--- START ---

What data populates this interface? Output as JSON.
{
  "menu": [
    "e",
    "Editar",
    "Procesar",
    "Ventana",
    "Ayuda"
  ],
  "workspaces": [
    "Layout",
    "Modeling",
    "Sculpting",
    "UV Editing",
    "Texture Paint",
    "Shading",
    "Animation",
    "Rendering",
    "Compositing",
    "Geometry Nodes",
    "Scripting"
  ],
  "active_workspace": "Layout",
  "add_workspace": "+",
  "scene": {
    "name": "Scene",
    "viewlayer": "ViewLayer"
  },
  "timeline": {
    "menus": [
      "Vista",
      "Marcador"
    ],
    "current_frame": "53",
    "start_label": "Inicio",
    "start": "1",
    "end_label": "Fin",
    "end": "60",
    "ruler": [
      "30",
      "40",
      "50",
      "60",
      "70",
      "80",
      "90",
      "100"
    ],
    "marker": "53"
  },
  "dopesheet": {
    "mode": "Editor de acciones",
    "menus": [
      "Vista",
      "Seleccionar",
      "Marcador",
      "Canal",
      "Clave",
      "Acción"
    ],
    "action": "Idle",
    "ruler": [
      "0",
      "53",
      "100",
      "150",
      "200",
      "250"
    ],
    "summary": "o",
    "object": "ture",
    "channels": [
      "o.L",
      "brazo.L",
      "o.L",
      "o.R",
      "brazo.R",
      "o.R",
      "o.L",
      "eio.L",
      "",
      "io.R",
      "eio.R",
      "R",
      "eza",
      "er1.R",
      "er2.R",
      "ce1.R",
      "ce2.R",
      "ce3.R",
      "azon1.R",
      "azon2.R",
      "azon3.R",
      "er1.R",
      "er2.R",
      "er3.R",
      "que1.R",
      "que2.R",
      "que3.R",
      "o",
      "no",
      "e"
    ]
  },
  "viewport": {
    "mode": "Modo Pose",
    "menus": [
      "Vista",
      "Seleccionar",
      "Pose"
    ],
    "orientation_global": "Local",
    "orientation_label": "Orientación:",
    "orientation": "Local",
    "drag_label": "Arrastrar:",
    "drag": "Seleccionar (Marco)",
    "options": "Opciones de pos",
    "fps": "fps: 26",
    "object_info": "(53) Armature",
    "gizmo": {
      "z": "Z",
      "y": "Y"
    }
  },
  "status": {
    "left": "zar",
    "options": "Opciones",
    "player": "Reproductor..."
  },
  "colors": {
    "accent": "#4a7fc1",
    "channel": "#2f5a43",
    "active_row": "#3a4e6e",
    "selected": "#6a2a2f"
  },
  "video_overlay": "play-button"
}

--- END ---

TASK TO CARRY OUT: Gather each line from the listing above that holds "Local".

ANSWER BOX:
    "orientation_global": "Local",
    "orientation": "Local",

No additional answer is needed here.